Height and Distance Important Formulas

1. Trigonometry:
In a right angled $$\Delta$$ABC, where $$\angle$$BAC = $$\theta$$,

$$\mathbb{i.} \ \sin \theta = \frac{Perpendicular}{Hypotenuse} = \frac{BC}{AB}$$

$$\mathbb{ii.} \ \cos \theta = \frac{Base}{Hypotenuse} = \frac{AC}{AB}$$

$$\mathbb{iii.} \ \tan \theta = \frac{\sin \theta}{\cos \theta} = \frac{Perpendicular}{Base} = \frac{BC}{AC}$$

$$\mathbb{iv.} \ cosec \ \theta = \frac{1}{\sin \theta} = \frac{Hypotenuse}{Perpendicular} = \frac{AB}{BC}$$

$$\mathbb{v.} \ \sec \theta = \frac{1}{\cos \theta} = \frac{Hypotenuse}{Base} = \frac{AB}{AC}$$

$$\mathbb{vi.} \ \cot \theta = \frac{1}{\tan \theta} = \frac{\cos \theta}{\sin \theta} = \frac{cosec \ \theta}{\sec \theta} = \frac{Base}{Perpendicular} = \frac{AC}{BC}$$

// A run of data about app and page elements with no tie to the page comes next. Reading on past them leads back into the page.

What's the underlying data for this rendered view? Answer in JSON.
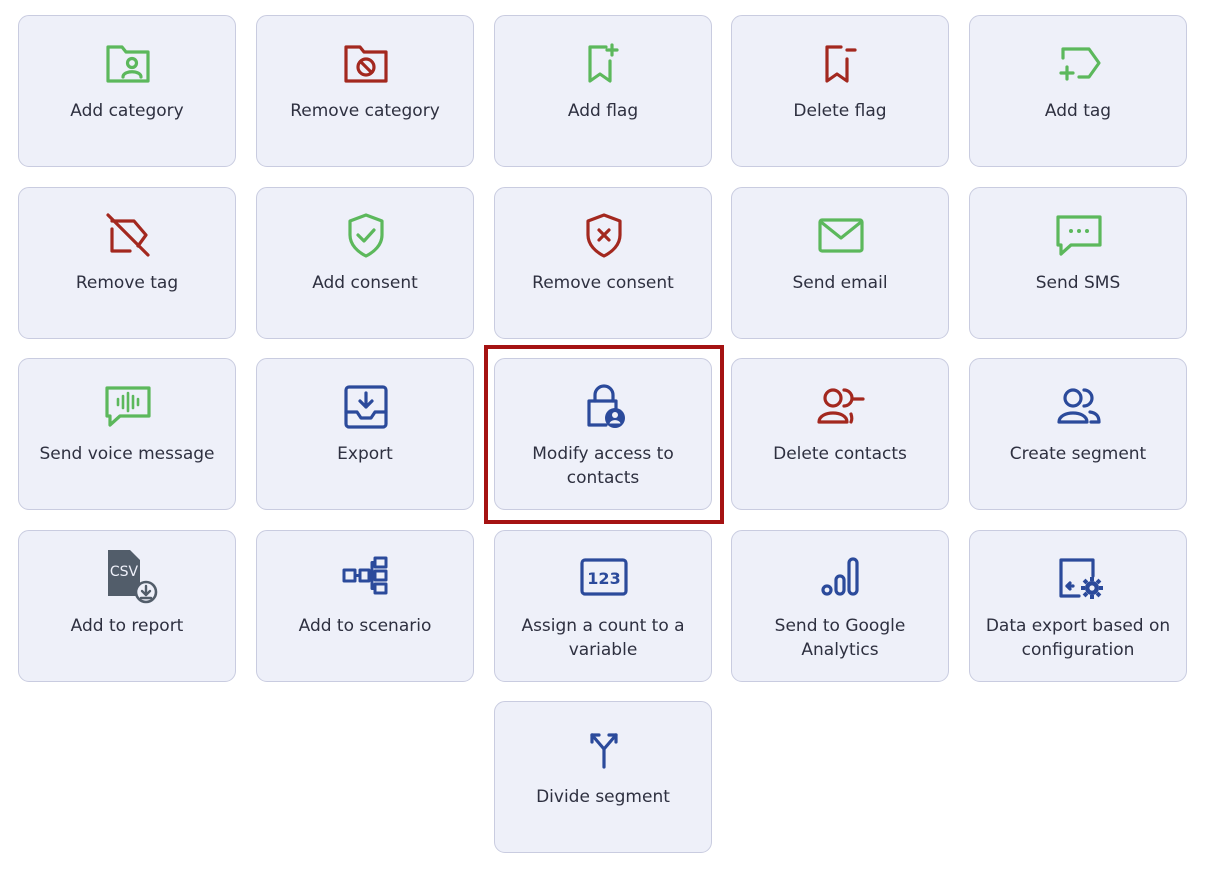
{
  "colors": {
    "green": "#5cb85c",
    "red": "#a3281f",
    "blue": "#2b4a9b",
    "gray": "#525d6a",
    "highlight": "#a51212"
  },
  "tiles": [
    {
      "label": "Add category",
      "icon": "folder-user-icon"
    },
    {
      "label": "Remove category",
      "icon": "folder-block-icon"
    },
    {
      "label": "Add flag",
      "icon": "flag-add-icon"
    },
    {
      "label": "Delete flag",
      "icon": "flag-remove-icon"
    },
    {
      "label": "Add tag",
      "icon": "tag-add-icon"
    },
    {
      "label": "Remove tag",
      "icon": "tag-off-icon"
    },
    {
      "label": "Add consent",
      "icon": "shield-check-icon"
    },
    {
      "label": "Remove consent",
      "icon": "shield-x-icon"
    },
    {
      "label": "Send email",
      "icon": "envelope-icon"
    },
    {
      "label": "Send SMS",
      "icon": "chat-dots-icon"
    },
    {
      "label": "Send voice message",
      "icon": "voice-wave-icon"
    },
    {
      "label": "Export",
      "icon": "tray-download-icon"
    },
    {
      "label": "Modify access to contacts",
      "icon": "lock-user-icon"
    },
    {
      "label": "Delete contacts",
      "icon": "users-minus-icon"
    },
    {
      "label": "Create segment",
      "icon": "users-icon"
    },
    {
      "label": "Add to report",
      "icon": "csv-file-icon",
      "icon_text": "CSV"
    },
    {
      "label": "Add to scenario",
      "icon": "flow-tree-icon"
    },
    {
      "label": "Assign a count to a variable",
      "icon": "counter-123-icon",
      "icon_text": "123"
    },
    {
      "label": "Send to Google Analytics",
      "icon": "analytics-bars-icon"
    },
    {
      "label": "Data export based on configuration",
      "icon": "export-gear-icon"
    },
    {
      "label": "Divide segment",
      "icon": "split-arrows-icon"
    }
  ]
}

Note: In school we were use to taught a simple formula to learn it, lets refresh that.

So taking the initials below that sin, cos and tan, we can derive their values.
cosec is simply reciprocal to sin;
sec is reciprocal to cos;
cot is reciprocal to tan;

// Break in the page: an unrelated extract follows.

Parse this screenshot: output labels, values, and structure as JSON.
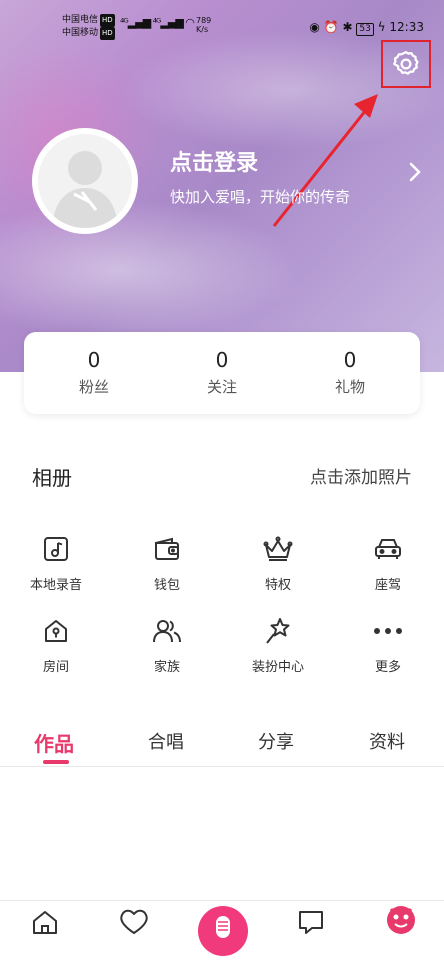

2. Trigonometrical Identities:

$$\mathbb{i.} \ \sin^{2} \theta \ + \ \cos^{2} \theta = 1$$

$$\mathbb{ii.} \ 1 \ + \ \tan^{2} \theta = \sec^{2} \theta$$

$$\mathbb{iii.} \ 1 \ + \ \cot^{2} \theta = cosec^{2} \theta$$

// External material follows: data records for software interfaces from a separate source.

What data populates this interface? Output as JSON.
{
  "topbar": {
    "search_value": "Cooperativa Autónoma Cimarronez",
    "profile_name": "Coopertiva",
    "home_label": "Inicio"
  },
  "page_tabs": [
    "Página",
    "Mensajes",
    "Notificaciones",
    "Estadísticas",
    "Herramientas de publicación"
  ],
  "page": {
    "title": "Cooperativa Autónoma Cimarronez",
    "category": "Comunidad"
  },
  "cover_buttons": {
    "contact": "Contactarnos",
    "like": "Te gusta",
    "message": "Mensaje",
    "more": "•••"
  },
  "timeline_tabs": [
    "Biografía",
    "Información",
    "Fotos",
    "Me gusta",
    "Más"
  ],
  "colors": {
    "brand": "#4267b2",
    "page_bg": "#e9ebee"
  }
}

3. Values of T-ratios:

4. Line of Sight:
A line of sight is a line drawn from the observer's eye to the point, where the object is seen by the observer.

In this diagram, $$\theta$$ marks the angle of elevation of the top of the object as seen from a point on the ground.

5. Horizontal Line:

The line of sight which is parallel to ground level is known as horizontal line.

6. Angle of Elevation:

Suppose that from a point O a person sees an object P, which is placed above his eye level. Then, the angle of elevation is the angle between the horizontal and the line from the object to the observer's eye (line of sight).
i.e., Angle of Elevation = $$\angle$$ AOP

Angle of Depression:

Suppose that from a point O a person sees an object P, which is placed below the level of his eye. Then, the angle between the horizontal and the observer's line of sight is the angle of depression.
i.e., Angle of Depression = $$\angle$$ AOP

7. Angle Bisector Theorem:

Consider a triangle ABC as shown above. Let the angle bisector of angle A intersect side BC at a point D. Then
$$\frac{BD}{DC} = \frac{AB}{AC}$$
(Note that an angle bisector divides the angle into two angles with equal measures.
i.e., $$\angle$$BAD = $$\angle$$CAD in the above diagram)